- Keisha N. Blain, Until I Am Free: Fannie Lou Hamer’s Enduring Message to America (Beacon Press, 2021): “. . . Blain asks us to revisit the activist’s achievements through the lens of the current civil rights movement. She argues that Hamer pioneered an approach to fighting racism, sexism and class discrimination that is relevant today.”
- Nice Leng’ete, The Girls in the Wild Fig Tree: How I Fought to Save Myself, My Sister, and Thousands of Girls Worldwide (Little, Brown & Company, 2021): “This Kenyan Activist Said No to ‘the Cut’”
Documentary and Educational Films
- , on Calpyso singer and political activist Harry Belafonte
Film and Stage
- The Ipcress File, about an heroic spy
- Watch on the Rhine, about an anti-Nazi crusader and the people around him
Music: songs and other short pieces
- Pete Seeger, If I Had a Hammer
- Peter, Paul and Mary, If I Had a Hammer
- Trini Lopez, If I Had a Hammer
- Sam Cooke, If I Had a Hammer

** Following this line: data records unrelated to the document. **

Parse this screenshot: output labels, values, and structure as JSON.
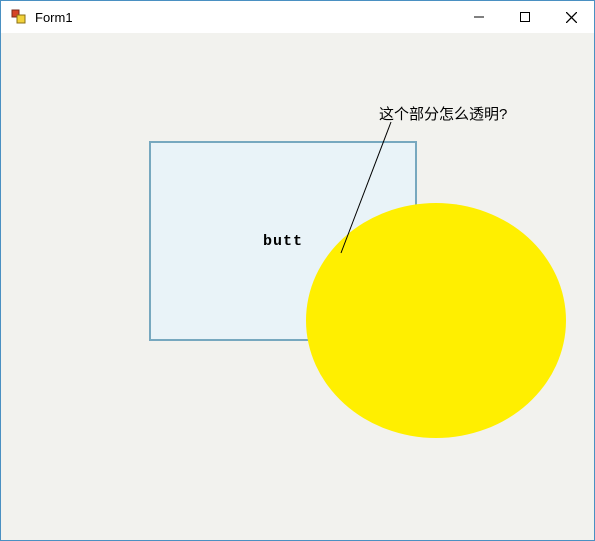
{
  "window": {
    "title": "Form1"
  },
  "panel": {
    "button_label": "butt"
  },
  "annotation": {
    "text": "这个部分怎么透明?"
  }
}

- Meg Wolitzer, The Female Persuasion: A Novel (Riverhead, 2018): “ . . . Wolitzer is an infinitely capable creator of human identities that are as real as the type on this page, and her love of her characters shines more brightly than any agenda. People — loving them, knowing them, letting them shatter and rebuild us again — areWolitzer’s politics . . . ”

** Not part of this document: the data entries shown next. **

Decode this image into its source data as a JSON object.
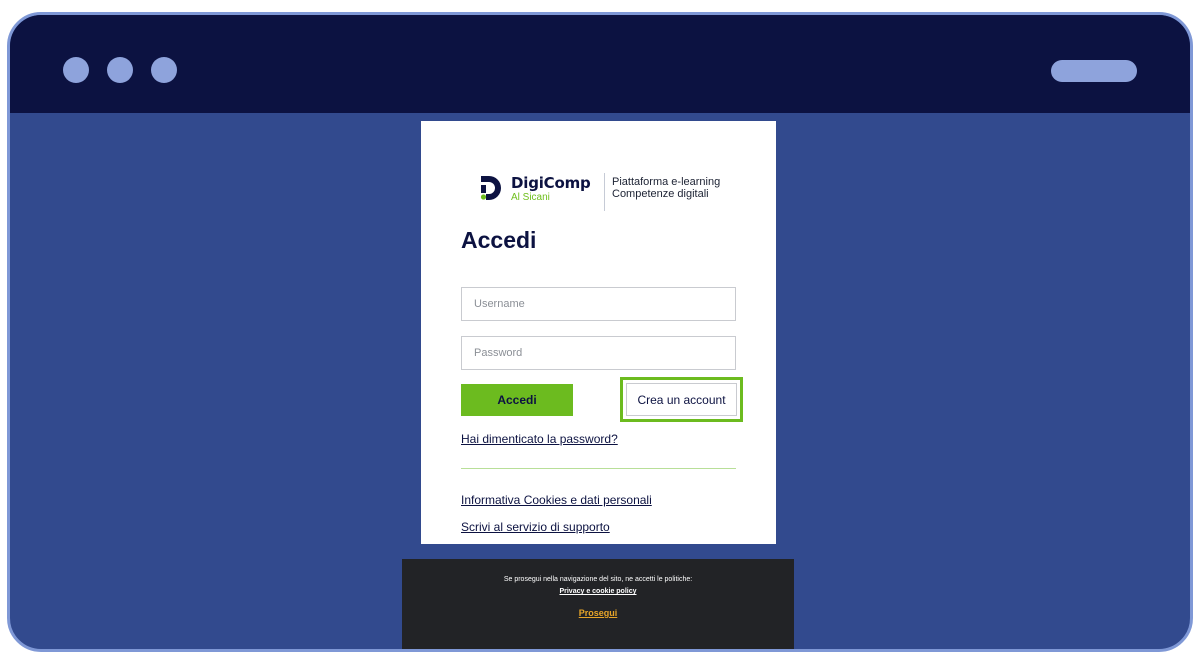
{
  "brand": {
    "name": "DigiComp",
    "sub": "Al Sicani",
    "tagline_line1": "Piattaforma e-learning",
    "tagline_line2": "Competenze digitali"
  },
  "login": {
    "title": "Accedi",
    "username_placeholder": "Username",
    "password_placeholder": "Password",
    "submit_label": "Accedi",
    "create_account_label": "Crea un account",
    "forgot_password_link": "Hai dimenticato la password?",
    "cookies_link": "Informativa Cookies e dati personali",
    "support_link": "Scrivi al servizio di supporto"
  },
  "cookie_bar": {
    "text": "Se prosegui nella navigazione del sito, ne accetti le politiche:",
    "policy_link": "Privacy e cookie policy",
    "continue_link": "Prosegui"
  },
  "colors": {
    "titlebar": "#0c1241",
    "page_background": "#324a8e",
    "accent_green": "#6cbb1f",
    "window_controls": "#8ea3dc"
  },
  "icons": {
    "logo": "digicomp-logo-icon"
  }
}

I looked like Abraham Lincoln.
I was one of you, Spoon River, in all fellowship,
But standing for the rights of property and for order.
A regular church attendant,
Sometimes appearing in your town meetings to warn you
Against the evils of discontent and envy,
And to denounce those who tried to destroy the Union,
And to point to the peril of the Knights of Labor.
My success and my example are inevitable influences
In your young men and in generations to come,
In spite of attacks of newspapers like the Clarion;
A regular visitor at Springfield,
When the Legislature was in session,
To prevent raids upon the railroads,
And the men building up the state.
Trusted by them and by you, Spoon River, equally
In spite of the whispers that I was a lobbyist.
Moving quietly through the world, rich and courted.
Dying at last, of course, but lying here
Under a stone with an open book carved upon it
And the words "Of such is the Kingdom of Heaven."
And now, you world-savers, who reaped nothing in life
And in death have neither stones nor epitaphs,
How do you like your silence from mouths stopped
With the dust of my triumphant career?
[Edgar Lee Masters, “Elliott Hawkins”]
Collections by poets who focused on activism:
- Jan Heller Levi and Christoph Keller, eds., The Essential June Jordan (Copper Press, 2021): “Writing is an act of faith in a future where meaning is possible. Some poems may make nothing happen, but any poem has a formidable potential, an energy that, in the right conditions, can cross time to change a life.”
- Natasha Trethewey, ed., The Essential Muriel Rukeyser: Poems (Ecco, 2021): “. . . the Arc of Moral Verse Bent Toward Justice”.
Music: Composers, artists, and major works
- “Queen Hatshepsut”
- “Social Justice – A Fire for Reimagining the World”
- “Awakening Emmett Till”
- “Rosa Parks”
- Ives, Orchestral Set No. 2 (1919), is a three-movement work about “An Elegy to Our Forefathers,” an outdoor people’s meeting and a popular uprising.
- Wolpe, The Man from Midian (1942): “His Moses was not the philosopher-priest, but rather the political agent who strove to liberate his people from oppression.” [from the liner notes to this album]
Albums and tracks:
- The Awakening Orchestra, “To Call Her to a Higher Plain”
- Joel Harrison + 18, “America at War”
- Yothu Yindi, “Treaty” remixes: this aboriginal group called for a treaty through music.
- Danilo Pérez & The Global Messengers, “Crisálida”: “Pianist, composer, humanitarian and activist Danilo Pérez believes that a united global perspective for the arts and social justice are the keys to moving humanity forward in harmony.”